Excerpts from an interface dataset:
=======
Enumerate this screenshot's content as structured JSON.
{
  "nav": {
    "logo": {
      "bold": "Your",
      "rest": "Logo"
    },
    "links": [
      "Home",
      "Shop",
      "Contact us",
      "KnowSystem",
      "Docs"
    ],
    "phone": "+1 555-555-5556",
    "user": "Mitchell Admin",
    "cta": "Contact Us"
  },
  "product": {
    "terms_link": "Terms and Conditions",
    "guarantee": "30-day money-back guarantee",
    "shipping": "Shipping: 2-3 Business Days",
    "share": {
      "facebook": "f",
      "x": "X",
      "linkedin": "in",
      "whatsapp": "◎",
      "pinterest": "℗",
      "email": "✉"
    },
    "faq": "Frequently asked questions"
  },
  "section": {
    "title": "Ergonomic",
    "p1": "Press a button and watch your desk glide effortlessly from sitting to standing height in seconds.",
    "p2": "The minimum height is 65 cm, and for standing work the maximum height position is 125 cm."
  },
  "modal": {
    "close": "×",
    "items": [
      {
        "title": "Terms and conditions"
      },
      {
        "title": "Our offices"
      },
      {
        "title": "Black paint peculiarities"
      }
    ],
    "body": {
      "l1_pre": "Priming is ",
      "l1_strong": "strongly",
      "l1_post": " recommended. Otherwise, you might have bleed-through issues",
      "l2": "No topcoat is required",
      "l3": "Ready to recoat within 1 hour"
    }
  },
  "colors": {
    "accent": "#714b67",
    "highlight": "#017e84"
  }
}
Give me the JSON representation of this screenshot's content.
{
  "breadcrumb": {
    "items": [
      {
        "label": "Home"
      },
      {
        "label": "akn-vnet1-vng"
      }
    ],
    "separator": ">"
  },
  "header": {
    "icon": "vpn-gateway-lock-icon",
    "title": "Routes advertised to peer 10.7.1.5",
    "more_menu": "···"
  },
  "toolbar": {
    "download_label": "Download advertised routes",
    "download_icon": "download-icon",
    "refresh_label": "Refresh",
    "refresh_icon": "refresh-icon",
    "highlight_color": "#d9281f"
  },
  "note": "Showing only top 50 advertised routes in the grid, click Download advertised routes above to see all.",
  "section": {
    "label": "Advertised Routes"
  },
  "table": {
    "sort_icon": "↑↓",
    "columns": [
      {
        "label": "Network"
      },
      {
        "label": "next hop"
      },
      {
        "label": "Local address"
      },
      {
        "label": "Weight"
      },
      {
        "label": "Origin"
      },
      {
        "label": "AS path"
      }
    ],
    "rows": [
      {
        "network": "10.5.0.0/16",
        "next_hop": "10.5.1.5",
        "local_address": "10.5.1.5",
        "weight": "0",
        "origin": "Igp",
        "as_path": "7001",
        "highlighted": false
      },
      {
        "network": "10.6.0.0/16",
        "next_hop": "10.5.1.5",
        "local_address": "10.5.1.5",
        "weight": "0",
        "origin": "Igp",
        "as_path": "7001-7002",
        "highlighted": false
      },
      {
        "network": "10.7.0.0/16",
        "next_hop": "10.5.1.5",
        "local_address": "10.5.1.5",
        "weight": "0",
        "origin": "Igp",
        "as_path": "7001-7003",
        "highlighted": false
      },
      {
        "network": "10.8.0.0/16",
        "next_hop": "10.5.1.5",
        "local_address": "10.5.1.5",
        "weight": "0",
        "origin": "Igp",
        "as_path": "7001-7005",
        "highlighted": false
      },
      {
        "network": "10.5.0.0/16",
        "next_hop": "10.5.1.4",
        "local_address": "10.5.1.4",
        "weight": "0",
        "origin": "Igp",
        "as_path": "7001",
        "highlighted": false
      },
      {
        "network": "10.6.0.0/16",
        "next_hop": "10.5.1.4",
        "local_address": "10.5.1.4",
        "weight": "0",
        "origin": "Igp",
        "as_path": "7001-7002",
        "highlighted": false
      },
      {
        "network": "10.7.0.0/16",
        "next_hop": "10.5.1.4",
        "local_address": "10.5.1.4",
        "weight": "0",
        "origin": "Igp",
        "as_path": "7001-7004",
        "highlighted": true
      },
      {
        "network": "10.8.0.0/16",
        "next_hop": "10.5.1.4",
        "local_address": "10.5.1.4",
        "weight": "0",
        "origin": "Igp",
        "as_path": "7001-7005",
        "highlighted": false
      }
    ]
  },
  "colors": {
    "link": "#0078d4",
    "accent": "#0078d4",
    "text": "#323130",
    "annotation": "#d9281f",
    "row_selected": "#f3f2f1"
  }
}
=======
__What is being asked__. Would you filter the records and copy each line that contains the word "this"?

__Answer to the problem__.
Enumerate this screenshot's content as structured JSON.
Give me the JSON representation of this screenshot's content.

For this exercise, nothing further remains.